BRINGING IoT TO ELEVATORS
This article was first published in the Q4 issue of Elevator World India Magazine
By Mr. Subramania Bharathiyar, elevator product manager at Monarch
The internet of things (IoT) revolution is coming to all industries, and readers of EWI may be unsurprised to hear that the elevator industry is no different. Essentially, IoT means connectivity – a world where physical objects are constantly online and connected to the cloud. In the context of elevators, it means that all elevators share all their data in real-time, ensuring that managers can continuously monitor operations, and giving the capability for remote assistance for elevator commissioning and for remote fault finding or diagnosis of problems. Additionally, IoT brings the possibility of predictive maintenance, allowing users to take pre-emptive action to solve problems before they happen.
Inovance's upcoming IoT solution
At Monarch – the dedicated elevator division of global industrial automation group Inovance – we are releasing our own elevator IoT solution, which was developed right here in India and designed specifically for the Indian market by our locally-based R&D team. In this article, I’ll give a quick overview of some of the most important elevator capabilities that the best elevator IoT offerings make possible.
Remote Elevator Status Monitoring

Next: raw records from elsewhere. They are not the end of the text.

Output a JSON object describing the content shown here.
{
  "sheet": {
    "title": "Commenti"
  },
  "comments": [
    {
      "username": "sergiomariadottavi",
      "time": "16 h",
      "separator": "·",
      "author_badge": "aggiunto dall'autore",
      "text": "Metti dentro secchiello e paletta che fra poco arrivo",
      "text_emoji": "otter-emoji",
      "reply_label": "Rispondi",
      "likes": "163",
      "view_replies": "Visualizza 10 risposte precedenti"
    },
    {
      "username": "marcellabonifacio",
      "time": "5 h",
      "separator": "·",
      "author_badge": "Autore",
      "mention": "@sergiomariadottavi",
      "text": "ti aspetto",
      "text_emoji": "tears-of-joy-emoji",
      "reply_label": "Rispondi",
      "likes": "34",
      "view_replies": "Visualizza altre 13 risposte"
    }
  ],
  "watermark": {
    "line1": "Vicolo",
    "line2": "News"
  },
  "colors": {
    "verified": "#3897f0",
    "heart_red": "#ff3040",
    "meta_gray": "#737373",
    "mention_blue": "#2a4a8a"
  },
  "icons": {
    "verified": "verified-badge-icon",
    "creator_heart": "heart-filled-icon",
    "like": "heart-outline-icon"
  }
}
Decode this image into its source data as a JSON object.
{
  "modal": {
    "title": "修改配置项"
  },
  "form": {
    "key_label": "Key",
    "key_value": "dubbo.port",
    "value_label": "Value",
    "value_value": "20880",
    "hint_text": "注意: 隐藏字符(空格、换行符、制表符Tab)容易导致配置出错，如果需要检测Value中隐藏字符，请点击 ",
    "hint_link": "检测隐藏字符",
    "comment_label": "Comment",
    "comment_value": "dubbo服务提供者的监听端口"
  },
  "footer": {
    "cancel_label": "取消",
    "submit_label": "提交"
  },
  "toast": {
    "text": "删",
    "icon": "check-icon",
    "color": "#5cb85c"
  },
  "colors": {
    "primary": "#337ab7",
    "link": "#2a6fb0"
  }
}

Most elevator IoT solutions should offer a remote elevator monitoring option. This should ideally include real-time system information such as elevator status, car position, mode of operation, and fault logs. Constantly monitoring the status of an elevator on a remote basis will give users peace of mind that their elevator is always properly functioning. The moment that abnormal conditions of any sort are experienced, managers will be alerted, and corrective action can immediately be taken to solve the problem. The most effective IoT systems are completely flexible when it comes to users – so that they are accessible either by elevator OEMs or by end users. The ultimate benefit is faster response times for service engineers, thus reducing elevator downtime. Additionally, since site engineers have information about the error in advance, they always show up equipped with the right spares to sort out the problem.
Remote elevator control
The remote monitoring concept can also be taken one step further with the implementation of remote elevator control. Common remote elevator control features generally include error reset, and commissioning and diagnosis assistance, and can also allow for remote control during special and/or emergency elevator operations. Remote control capability can result in the ability to avoid unwanted call backs, and floor call control can even be used by individual elevator users to summon their own elevator over the IoT (e.g. from a mobile device).
Predictive maintenance is a growing trend across many areas of industry, particularly the manufacturing industry and, at Monarch, we are confident it will be vital to the future of the elevator industry too. It all starts with data. Effective data mining, and remote data collection, mean that elevator OEMs can be alerted when certain parameters are breached.
These parameters could be very varied and could include a warning when a component or system has been used or run a set number of times (such as for door operation, brake operation, or call button operation). Or they could be something more specific, such as the runtime duration of a variable frequency drive (VFD), number of start/stop operation of elevator, number of elevator door open/close operation. Or any of a wide range of other such as a controller error warning, or a VFD error warning.The best IoT devices are user friendly and adaptable allowing, for instance, an option to export data from the server or cloud to a local PC in Excel format for deeper analysis by an engineer.
New business models
One of the most exciting things for OEMs and end users about the IoT and its associated cloud technologies is the possibility that it brings for the implementation of new business models. In particular, the opportunity is there for OEMs to start to run ‘as-a-service’ offerings. The concept here essentially is that end users pay a small regular fee in return for an elevator-related business service.
One example could be wireless remote elevator monitoring which, at Monarch, we predict will become an important new business for elevator OEMs. From the perspective of the end user, the benefit will be the peace of mind that comes from knowing that the OEM who built their elevator in the first place (and therefore who is best placed to know exactly how it works), constantly has their eye on it. Meanwhile, for the OEM, remote monitoring contracts are likely to become an increasingly important stream of dependable and repeat revenue. Looking beyond remote monitoring, it is likely that predictive maintenance contracts too will one day be the norm in the elevator industry.
To be ready for the challenges of the future, forward thinking elevator OEMs and end users should start thinking now about how they can implement and adapt IoT technology.
In the meantime, visit our dedicated Indian website – www.inovance.eu/in – to check out our extensive range of elevator integrated solutions – which are combined elevator controllers and AC drives – such as the NICE1000+ gearless and NICE100+ geared solutions. And keep an eye out for our upcoming IoT solution.